**WORK ORDER**
Within the entries below, find each line containing the word "icon" and copy it.

**DATA SUPPLIED**
====
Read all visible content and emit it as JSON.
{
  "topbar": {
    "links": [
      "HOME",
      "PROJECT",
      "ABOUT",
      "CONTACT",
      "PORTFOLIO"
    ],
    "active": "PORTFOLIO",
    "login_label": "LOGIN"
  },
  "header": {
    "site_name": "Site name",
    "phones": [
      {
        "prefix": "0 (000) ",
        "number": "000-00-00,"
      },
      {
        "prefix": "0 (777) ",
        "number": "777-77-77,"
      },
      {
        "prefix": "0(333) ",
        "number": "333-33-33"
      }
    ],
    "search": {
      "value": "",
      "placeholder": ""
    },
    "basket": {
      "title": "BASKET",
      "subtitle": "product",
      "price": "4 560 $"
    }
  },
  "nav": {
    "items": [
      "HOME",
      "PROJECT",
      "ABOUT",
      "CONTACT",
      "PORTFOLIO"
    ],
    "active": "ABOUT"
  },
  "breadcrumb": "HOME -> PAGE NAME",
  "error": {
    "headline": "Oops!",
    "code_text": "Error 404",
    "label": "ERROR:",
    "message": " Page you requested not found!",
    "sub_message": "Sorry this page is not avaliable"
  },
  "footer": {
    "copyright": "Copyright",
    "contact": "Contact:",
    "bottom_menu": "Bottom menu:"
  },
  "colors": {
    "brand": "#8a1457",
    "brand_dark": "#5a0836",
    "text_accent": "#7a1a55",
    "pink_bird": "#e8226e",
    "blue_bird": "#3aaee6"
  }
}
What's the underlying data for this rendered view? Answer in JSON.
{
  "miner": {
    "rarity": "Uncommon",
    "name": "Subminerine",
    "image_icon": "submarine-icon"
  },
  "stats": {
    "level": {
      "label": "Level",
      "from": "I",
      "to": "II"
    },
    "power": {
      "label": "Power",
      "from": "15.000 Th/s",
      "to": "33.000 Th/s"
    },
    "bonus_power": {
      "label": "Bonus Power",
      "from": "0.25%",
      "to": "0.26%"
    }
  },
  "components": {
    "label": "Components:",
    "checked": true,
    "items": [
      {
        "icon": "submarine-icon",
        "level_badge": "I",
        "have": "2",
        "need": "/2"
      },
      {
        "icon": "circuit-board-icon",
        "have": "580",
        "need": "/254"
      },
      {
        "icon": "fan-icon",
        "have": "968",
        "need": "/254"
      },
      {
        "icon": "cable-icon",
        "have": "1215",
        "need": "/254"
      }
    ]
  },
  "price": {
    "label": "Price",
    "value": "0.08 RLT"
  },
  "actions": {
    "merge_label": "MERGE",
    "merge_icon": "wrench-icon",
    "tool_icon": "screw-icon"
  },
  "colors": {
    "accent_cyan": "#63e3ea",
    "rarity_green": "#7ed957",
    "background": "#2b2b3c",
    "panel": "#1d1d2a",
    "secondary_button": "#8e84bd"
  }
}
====
**RESULT OF THIS EXERCISE**
    "image_icon": "submarine-icon"
        "icon": "submarine-icon",
        "icon": "circuit-board-icon",
        "icon": "fan-icon",
        "icon": "cable-icon",
    "merge_icon": "wrench-icon",
    "tool_icon": "screw-icon"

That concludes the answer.